Work to complete -
Output the full set of records exactly.

[Record extracts]

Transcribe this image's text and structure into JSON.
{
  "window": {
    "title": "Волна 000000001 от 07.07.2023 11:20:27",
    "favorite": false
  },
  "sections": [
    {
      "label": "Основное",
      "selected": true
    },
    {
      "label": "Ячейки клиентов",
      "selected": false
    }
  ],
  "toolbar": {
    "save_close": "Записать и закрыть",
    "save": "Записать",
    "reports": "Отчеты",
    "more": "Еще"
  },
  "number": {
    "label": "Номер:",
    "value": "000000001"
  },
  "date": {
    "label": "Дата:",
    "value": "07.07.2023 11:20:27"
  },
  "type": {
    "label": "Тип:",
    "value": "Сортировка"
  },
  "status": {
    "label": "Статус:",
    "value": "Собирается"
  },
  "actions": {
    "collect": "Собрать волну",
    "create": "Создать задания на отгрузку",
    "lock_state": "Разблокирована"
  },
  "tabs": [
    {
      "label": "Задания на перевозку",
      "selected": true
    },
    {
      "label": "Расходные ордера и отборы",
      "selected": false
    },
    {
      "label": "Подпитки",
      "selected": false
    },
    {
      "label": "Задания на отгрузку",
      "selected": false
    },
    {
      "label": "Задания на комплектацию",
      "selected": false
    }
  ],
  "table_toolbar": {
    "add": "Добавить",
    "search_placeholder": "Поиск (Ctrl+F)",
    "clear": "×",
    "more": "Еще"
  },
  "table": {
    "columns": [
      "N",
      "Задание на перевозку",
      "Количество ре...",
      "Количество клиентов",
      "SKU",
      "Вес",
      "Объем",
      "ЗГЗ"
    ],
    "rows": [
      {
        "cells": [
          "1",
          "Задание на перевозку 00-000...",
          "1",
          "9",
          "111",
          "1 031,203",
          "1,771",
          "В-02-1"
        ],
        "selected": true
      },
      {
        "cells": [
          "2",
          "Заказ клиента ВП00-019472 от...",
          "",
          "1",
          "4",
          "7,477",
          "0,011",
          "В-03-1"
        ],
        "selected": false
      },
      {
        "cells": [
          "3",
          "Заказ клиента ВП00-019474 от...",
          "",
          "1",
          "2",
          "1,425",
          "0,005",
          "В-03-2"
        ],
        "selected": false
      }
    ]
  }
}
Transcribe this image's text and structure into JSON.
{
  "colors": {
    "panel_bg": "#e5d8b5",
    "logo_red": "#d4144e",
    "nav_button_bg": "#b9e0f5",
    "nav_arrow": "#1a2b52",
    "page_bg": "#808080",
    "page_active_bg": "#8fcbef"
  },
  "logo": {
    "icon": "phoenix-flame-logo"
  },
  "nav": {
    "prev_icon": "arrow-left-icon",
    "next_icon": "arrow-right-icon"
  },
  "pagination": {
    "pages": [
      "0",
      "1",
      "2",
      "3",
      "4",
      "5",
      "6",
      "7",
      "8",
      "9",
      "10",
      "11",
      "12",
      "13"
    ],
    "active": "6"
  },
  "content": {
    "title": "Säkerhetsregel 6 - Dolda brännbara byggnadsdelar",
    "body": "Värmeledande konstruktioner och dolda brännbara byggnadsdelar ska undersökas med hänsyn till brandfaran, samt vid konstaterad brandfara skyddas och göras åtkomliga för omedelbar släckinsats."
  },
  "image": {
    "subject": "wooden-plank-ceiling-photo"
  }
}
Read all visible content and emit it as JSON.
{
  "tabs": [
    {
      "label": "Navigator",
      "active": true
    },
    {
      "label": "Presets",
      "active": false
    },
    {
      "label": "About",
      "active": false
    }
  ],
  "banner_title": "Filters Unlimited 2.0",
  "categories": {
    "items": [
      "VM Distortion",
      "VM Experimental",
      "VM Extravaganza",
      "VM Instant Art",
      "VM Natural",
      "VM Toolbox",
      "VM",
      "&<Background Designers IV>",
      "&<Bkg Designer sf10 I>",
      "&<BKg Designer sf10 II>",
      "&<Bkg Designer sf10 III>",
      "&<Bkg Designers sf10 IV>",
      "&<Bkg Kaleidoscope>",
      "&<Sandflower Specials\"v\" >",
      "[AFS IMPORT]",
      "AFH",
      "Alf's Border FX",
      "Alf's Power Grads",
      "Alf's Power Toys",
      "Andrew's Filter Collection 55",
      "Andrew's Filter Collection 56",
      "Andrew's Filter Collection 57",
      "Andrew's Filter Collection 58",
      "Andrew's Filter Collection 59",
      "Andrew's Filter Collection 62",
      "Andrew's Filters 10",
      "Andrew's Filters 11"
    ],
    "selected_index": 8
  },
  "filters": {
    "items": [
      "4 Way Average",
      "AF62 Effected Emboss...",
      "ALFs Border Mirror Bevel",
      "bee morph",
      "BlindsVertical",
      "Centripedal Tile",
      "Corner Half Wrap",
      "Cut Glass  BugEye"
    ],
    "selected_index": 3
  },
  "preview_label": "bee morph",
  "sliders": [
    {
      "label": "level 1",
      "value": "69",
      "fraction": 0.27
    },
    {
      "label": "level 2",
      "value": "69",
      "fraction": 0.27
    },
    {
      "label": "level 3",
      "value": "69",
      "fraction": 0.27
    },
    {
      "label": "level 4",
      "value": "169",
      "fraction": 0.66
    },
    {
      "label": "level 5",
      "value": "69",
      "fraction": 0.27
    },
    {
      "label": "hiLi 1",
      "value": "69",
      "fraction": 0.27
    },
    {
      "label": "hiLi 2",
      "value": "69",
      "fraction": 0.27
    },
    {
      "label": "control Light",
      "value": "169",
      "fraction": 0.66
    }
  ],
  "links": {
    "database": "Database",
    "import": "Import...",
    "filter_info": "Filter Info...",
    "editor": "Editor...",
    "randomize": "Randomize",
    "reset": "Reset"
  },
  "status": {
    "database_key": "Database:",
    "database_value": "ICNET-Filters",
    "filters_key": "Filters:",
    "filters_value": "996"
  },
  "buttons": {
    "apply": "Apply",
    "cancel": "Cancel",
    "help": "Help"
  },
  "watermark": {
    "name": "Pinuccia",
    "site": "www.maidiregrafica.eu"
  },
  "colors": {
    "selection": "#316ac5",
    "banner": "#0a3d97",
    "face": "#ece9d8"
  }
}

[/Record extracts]

Written solution -
Transcribe this image's text and structure into JSON.
{
  "window": {
    "title": "Волна 000000001 от 07.07.2023 11:20:27",
    "favorite": false
  },
  "sections": [
    {
      "label": "Основное",
      "selected": true
    },
    {
      "label": "Ячейки клиентов",
      "selected": false
    }
  ],
  "toolbar": {
    "save_close": "Записать и закрыть",
    "save": "Записать",
    "reports": "Отчеты",
    "more": "Еще"
  },
  "number": {
    "label": "Номер:",
    "value": "000000001"
  },
  "date": {
    "label": "Дата:",
    "value": "07.07.2023 11:20:27"
  },
  "type": {
    "label": "Тип:",
    "value": "Сортировка"
  },
  "status": {
    "label": "Статус:",
    "value": "Собирается"
  },
  "actions": {
    "collect": "Собрать волну",
    "create": "Создать задания на отгрузку",
    "lock_state": "Разблокирована"
  },
  "tabs": [
    {
      "label": "Задания на перевозку",
      "selected": true
    },
    {
      "label": "Расходные ордера и отборы",
      "selected": false
    },
    {
      "label": "Подпитки",
      "selected": false
    },
    {
      "label": "Задания на отгрузку",
      "selected": false
    },
    {
      "label": "Задания на комплектацию",
      "selected": false
    }
  ],
  "table_toolbar": {
    "add": "Добавить",
    "search_placeholder": "Поиск (Ctrl+F)",
    "clear": "×",
    "more": "Еще"
  },
  "table": {
    "columns": [
      "N",
      "Задание на перевозку",
      "Количество ре...",
      "Количество клиентов",
      "SKU",
      "Вес",
      "Объем",
      "ЗГЗ"
    ],
    "rows": [
      {
        "cells": [
          "1",
          "Задание на перевозку 00-000...",
          "1",
          "9",
          "111",
          "1 031,203",
          "1,771",
          "В-02-1"
        ],
        "selected": true
      },
      {
        "cells": [
          "2",
          "Заказ клиента ВП00-019472 от...",
          "",
          "1",
          "4",
          "7,477",
          "0,011",
          "В-03-1"
        ],
        "selected": false
      },
      {
        "cells": [
          "3",
          "Заказ клиента ВП00-019474 от...",
          "",
          "1",
          "2",
          "1,425",
          "0,005",
          "В-03-2"
        ],
        "selected": false
      }
    ]
  }
}
Transcribe this image's text and structure into JSON.
{
  "colors": {
    "panel_bg": "#e5d8b5",
    "logo_red": "#d4144e",
    "nav_button_bg": "#b9e0f5",
    "nav_arrow": "#1a2b52",
    "page_bg": "#808080",
    "page_active_bg": "#8fcbef"
  },
  "logo": {
    "icon": "phoenix-flame-logo"
  },
  "nav": {
    "prev_icon": "arrow-left-icon",
    "next_icon": "arrow-right-icon"
  },
  "pagination": {
    "pages": [
      "0",
      "1",
      "2",
      "3",
      "4",
      "5",
      "6",
      "7",
      "8",
      "9",
      "10",
      "11",
      "12",
      "13"
    ],
    "active": "6"
  },
  "content": {
    "title": "Säkerhetsregel 6 - Dolda brännbara byggnadsdelar",
    "body": "Värmeledande konstruktioner och dolda brännbara byggnadsdelar ska undersökas med hänsyn till brandfaran, samt vid konstaterad brandfara skyddas och göras åtkomliga för omedelbar släckinsats."
  },
  "image": {
    "subject": "wooden-plank-ceiling-photo"
  }
}
Read all visible content and emit it as JSON.
{
  "tabs": [
    {
      "label": "Navigator",
      "active": true
    },
    {
      "label": "Presets",
      "active": false
    },
    {
      "label": "About",
      "active": false
    }
  ],
  "banner_title": "Filters Unlimited 2.0",
  "categories": {
    "items": [
      "VM Distortion",
      "VM Experimental",
      "VM Extravaganza",
      "VM Instant Art",
      "VM Natural",
      "VM Toolbox",
      "VM",
      "&<Background Designers IV>",
      "&<Bkg Designer sf10 I>",
      "&<BKg Designer sf10 II>",
      "&<Bkg Designer sf10 III>",
      "&<Bkg Designers sf10 IV>",
      "&<Bkg Kaleidoscope>",
      "&<Sandflower Specials\"v\" >",
      "[AFS IMPORT]",
      "AFH",
      "Alf's Border FX",
      "Alf's Power Grads",
      "Alf's Power Toys",
      "Andrew's Filter Collection 55",
      "Andrew's Filter Collection 56",
      "Andrew's Filter Collection 57",
      "Andrew's Filter Collection 58",
      "Andrew's Filter Collection 59",
      "Andrew's Filter Collection 62",
      "Andrew's Filters 10",
      "Andrew's Filters 11"
    ],
    "selected_index": 8
  },
  "filters": {
    "items": [
      "4 Way Average",
      "AF62 Effected Emboss...",
      "ALFs Border Mirror Bevel",
      "bee morph",
      "BlindsVertical",
      "Centripedal Tile",
      "Corner Half Wrap",
      "Cut Glass  BugEye"
    ],
    "selected_index": 3
  },
  "preview_label": "bee morph",
  "sliders": [
    {
      "label": "level 1",
      "value": "69",
      "fraction": 0.27
    },
    {
      "label": "level 2",
      "value": "69",
      "fraction": 0.27
    },
    {
      "label": "level 3",
      "value": "69",
      "fraction": 0.27
    },
    {
      "label": "level 4",
      "value": "169",
      "fraction": 0.66
    },
    {
      "label": "level 5",
      "value": "69",
      "fraction": 0.27
    },
    {
      "label": "hiLi 1",
      "value": "69",
      "fraction": 0.27
    },
    {
      "label": "hiLi 2",
      "value": "69",
      "fraction": 0.27
    },
    {
      "label": "control Light",
      "value": "169",
      "fraction": 0.66
    }
  ],
  "links": {
    "database": "Database",
    "import": "Import...",
    "filter_info": "Filter Info...",
    "editor": "Editor...",
    "randomize": "Randomize",
    "reset": "Reset"
  },
  "status": {
    "database_key": "Database:",
    "database_value": "ICNET-Filters",
    "filters_key": "Filters:",
    "filters_value": "996"
  },
  "buttons": {
    "apply": "Apply",
    "cancel": "Cancel",
    "help": "Help"
  },
  "watermark": {
    "name": "Pinuccia",
    "site": "www.maidiregrafica.eu"
  },
  "colors": {
    "selection": "#316ac5",
    "banner": "#0a3d97",
    "face": "#ece9d8"
  }
}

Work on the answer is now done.